Make an appointment to take your child on one zero-stakes college visit as a remedy for both the volatile and catatonic responses. The point of the outing is to show (instead of tell) your child that getting started on her college quest will not hurt. It’s not like you’re taking her to the doctor’s office to have her blood drawn. Here’s how to plan it:

1. Log on to a college or university website. Big or small, urban or rural does not matter. It can be a local college your child has no intention of attending or a college convenient to an establishment that serves your beverage of choice.

2. Click on “Admission” on the menu, and then “Plan Your Visit” (or some such directive).

3. Sign up your child for an “Information Session” (commonly referred to as an “info” session), during which an admissions representative will treat you to an hourlong presentation, mostly consisting of talk, but usually with some audio-visual enhancement.


  • "As a fun, practical, and, best of all, panic-free guide to a common rite of passage, Jill Margaret Shulman's College Admissions Cracked could not be more timely. Why our society insists on taking what should be just another step on the road to adulthood and turning it into an agonizing gauntlet is perhaps a question for another time. For now, take heart: if it is possible for a book to be a chill pill, pep talk, and roadmap all in one, this lively work certainly fills the bill."—Madeleine Blais, Pulitzer-prize winning journalist and author of In These Girls, Hope Is a Muscle
  • "Into the breach of the college admissions mania steps Jill Margaret Shulman with a game-changing guide to navigating and surviving the process. It packs the insights and strategies some pay a consultant thousands for into an all-encompassing, easy-to-follow plan. As comforting as it is comprehensive, it's the closest thing to a support group you will find. A must-read for parents wanting to help their college-bound student, while not losing their minds!"—Julie Lythcott-Haims, author of How to Raise an Adult
  • "Shulman's book is an invaluable resource for the parents and guardians of college-bound kids. In addition to practical, step-by-step considerations of the research, application, and financial aid processes, she offers a sanctuary of sanity in the often chaotic and stressful ethos of the world of college admission.
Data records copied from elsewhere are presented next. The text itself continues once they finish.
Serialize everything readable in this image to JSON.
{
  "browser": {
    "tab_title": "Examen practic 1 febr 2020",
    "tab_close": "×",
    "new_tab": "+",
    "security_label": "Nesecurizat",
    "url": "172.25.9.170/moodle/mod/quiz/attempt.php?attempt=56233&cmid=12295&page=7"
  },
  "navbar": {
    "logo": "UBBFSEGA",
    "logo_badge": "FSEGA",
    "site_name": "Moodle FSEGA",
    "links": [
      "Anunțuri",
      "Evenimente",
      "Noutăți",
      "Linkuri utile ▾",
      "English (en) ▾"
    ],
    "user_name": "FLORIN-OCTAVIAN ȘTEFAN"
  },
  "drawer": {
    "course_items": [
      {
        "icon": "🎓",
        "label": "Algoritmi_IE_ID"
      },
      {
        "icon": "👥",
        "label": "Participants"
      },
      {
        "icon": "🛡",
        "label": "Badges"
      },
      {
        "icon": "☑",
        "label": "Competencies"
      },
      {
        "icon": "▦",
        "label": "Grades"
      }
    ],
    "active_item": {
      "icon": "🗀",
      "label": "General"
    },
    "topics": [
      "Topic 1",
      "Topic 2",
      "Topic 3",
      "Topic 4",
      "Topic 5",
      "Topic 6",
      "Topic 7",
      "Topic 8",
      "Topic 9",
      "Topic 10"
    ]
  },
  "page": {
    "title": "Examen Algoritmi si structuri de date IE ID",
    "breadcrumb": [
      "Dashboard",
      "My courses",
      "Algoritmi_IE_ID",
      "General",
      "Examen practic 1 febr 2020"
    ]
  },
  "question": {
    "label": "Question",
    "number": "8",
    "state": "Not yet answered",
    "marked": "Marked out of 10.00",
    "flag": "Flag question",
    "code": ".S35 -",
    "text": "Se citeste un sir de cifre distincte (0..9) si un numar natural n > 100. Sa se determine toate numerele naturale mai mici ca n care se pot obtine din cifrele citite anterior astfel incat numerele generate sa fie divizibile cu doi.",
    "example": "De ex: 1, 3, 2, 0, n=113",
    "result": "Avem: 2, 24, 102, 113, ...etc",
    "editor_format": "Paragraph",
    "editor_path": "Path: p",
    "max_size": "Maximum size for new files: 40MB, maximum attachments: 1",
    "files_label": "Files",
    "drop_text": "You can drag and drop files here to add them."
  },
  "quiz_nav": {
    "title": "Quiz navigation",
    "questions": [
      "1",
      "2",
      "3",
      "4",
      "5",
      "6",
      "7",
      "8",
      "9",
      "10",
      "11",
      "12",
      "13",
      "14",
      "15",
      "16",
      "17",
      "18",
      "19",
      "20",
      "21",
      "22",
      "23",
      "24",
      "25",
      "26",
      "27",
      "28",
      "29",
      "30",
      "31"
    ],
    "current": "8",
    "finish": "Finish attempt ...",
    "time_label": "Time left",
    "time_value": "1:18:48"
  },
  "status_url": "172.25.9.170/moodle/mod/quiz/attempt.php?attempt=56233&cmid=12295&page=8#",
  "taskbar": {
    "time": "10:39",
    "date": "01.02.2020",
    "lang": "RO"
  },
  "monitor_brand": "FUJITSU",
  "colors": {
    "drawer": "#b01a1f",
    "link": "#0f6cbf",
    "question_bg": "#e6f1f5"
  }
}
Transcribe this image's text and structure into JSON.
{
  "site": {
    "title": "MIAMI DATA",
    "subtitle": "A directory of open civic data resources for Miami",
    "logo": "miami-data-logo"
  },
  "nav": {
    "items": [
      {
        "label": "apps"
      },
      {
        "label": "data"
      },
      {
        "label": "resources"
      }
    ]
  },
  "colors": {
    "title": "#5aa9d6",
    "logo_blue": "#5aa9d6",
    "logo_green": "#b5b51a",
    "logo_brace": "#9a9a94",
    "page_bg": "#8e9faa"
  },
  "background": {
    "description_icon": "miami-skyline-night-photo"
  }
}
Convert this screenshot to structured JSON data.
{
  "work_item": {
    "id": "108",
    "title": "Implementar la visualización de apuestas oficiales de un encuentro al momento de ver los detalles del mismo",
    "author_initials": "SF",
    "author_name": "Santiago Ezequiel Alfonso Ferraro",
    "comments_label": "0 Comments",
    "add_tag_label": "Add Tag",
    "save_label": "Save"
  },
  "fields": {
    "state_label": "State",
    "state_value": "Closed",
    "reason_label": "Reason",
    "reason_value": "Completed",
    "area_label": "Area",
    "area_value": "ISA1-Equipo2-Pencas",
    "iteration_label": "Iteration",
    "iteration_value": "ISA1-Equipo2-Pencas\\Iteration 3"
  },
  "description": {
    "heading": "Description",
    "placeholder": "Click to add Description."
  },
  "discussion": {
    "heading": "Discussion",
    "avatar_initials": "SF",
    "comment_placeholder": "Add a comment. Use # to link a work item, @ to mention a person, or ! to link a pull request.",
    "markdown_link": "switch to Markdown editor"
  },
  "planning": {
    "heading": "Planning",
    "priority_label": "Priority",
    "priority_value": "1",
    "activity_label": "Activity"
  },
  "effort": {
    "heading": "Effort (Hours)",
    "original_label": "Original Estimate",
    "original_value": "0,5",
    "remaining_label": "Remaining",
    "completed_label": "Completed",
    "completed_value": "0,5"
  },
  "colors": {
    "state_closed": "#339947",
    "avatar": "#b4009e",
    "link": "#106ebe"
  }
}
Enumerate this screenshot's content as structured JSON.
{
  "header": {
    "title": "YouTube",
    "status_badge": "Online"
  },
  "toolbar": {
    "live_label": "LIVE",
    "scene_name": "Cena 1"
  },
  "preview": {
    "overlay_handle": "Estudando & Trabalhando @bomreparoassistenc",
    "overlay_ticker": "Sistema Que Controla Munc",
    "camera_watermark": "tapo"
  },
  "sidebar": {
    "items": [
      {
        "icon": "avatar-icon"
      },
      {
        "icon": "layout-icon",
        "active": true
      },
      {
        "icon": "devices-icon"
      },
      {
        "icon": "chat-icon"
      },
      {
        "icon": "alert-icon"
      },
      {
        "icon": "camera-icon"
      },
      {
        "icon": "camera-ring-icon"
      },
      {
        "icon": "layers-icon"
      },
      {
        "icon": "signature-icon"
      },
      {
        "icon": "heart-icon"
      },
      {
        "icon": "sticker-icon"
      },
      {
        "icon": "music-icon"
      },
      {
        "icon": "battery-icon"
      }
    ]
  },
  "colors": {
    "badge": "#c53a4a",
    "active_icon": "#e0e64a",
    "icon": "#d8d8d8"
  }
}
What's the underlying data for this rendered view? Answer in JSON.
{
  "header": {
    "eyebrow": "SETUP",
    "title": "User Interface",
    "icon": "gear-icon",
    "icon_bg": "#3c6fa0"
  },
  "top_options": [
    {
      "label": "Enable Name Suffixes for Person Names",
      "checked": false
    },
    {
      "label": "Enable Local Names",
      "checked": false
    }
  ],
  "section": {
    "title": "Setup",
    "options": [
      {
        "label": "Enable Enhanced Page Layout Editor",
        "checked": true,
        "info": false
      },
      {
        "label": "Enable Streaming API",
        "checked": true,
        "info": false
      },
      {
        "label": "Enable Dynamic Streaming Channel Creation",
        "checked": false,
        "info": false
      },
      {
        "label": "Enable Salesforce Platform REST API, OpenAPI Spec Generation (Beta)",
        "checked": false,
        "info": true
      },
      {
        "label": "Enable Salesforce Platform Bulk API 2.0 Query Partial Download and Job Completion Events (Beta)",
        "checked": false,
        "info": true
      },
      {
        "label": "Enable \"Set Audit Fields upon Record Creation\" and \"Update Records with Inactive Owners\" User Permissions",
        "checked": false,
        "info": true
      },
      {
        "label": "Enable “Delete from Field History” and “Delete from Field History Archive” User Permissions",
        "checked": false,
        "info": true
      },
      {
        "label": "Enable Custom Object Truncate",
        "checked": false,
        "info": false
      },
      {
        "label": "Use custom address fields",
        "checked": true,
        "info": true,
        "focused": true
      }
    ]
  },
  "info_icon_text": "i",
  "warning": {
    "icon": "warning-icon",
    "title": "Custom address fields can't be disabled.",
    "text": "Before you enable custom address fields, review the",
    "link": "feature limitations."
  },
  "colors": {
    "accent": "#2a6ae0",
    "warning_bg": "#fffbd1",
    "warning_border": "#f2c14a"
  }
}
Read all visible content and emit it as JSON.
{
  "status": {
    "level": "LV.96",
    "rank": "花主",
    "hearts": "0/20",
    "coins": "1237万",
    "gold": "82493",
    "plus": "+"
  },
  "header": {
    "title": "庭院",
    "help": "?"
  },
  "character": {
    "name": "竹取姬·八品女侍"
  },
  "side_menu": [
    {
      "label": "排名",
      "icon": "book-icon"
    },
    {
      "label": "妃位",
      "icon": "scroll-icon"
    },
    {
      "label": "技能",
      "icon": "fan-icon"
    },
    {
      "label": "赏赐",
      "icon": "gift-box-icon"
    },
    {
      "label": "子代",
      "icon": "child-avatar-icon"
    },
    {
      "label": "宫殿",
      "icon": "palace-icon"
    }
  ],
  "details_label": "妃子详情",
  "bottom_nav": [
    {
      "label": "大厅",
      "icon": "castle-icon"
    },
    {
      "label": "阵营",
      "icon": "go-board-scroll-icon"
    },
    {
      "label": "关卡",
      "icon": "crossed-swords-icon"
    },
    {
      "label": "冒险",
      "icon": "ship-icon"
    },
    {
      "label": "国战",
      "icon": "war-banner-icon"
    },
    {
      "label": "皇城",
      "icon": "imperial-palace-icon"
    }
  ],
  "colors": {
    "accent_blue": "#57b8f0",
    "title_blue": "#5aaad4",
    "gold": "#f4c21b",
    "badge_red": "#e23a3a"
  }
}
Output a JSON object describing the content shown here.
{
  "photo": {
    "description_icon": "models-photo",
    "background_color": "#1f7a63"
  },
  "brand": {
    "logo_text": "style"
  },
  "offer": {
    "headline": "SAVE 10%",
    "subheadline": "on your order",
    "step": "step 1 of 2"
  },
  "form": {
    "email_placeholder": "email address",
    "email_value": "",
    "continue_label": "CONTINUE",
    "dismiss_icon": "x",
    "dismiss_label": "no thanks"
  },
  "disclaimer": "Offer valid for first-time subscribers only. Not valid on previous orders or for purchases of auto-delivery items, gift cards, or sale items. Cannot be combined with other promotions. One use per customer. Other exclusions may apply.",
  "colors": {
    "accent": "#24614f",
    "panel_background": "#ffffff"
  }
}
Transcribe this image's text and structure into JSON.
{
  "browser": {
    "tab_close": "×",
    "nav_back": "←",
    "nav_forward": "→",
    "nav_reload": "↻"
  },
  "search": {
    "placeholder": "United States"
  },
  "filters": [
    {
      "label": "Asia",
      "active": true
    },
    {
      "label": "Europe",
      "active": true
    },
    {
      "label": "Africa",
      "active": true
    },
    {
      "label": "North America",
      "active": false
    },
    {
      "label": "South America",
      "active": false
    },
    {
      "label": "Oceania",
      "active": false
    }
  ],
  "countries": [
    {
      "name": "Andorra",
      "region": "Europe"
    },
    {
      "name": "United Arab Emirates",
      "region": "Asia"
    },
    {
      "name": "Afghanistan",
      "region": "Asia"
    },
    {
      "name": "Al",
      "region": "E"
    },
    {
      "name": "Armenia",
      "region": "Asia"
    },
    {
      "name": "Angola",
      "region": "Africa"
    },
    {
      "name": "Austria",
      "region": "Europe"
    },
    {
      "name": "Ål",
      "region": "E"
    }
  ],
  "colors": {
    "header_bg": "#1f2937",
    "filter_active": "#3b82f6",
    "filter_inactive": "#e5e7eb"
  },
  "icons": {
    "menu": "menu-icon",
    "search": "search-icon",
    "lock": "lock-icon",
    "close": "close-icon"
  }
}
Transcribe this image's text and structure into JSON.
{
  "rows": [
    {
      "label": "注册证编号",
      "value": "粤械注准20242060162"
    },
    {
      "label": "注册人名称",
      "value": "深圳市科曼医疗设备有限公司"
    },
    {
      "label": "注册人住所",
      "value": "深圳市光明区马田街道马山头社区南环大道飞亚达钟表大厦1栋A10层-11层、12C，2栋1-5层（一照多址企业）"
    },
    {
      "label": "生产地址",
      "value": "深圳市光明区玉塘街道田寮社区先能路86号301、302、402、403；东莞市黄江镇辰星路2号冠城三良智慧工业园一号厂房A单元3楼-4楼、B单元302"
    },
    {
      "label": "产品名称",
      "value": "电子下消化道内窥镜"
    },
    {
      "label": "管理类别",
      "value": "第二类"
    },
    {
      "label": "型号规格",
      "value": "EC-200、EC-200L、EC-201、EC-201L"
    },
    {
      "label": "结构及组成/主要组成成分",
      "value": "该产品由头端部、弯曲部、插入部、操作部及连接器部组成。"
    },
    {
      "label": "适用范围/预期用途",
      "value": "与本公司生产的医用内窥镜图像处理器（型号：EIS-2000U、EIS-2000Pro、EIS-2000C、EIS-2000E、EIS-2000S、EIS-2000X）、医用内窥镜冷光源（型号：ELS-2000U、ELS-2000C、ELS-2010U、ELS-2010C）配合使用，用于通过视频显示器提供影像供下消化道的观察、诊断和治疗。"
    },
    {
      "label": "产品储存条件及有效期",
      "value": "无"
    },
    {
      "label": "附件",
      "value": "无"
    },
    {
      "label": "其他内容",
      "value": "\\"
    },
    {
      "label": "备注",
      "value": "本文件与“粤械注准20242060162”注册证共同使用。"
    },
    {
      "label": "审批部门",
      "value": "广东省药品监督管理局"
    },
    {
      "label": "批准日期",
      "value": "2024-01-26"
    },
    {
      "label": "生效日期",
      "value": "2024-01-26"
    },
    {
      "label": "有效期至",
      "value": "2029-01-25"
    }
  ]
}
Readers will benefit from her strategic tools, clarity, and good humor as they work to successfully support their children's best fit for college. It is the one book every parent embarking on the college journey with their child should read."—Katie Fretwell, Former Dean of Admission and Financial Aid, Amherst College
  • "Sharp, wise, and witty, College Admissions Cracked is the crystal clear roadmap through chaos that you have been looking for and the welcome relief that you didn't realize was possible. If you have a kid who's on the path to college, this book is indispensable."—Daniel Lerner, coauthor of U Thrive

On Sale
Aug 6, 2019
Page Count
320 pages
Little Brown Spark

Jill Margaret Shulman

About the Author

Jill Margaret Shulman is the founder of In Other Words, a college essay coaching service. She has spent nearly a decade shepherding high school students and their parents through the college admissions process and reading and evaluating applications at Amherst College and Williams College. Jill has also taught writing at The New School and City University of New York and written for the New York Times, Family Circle, Parents, Good Housekeeping, and O, The Oprah Magazine, among others. She lives with her husband and two children (whenever they are home from college) in the higher education mecca of Amherst, Massachusetts.

Learn more about this author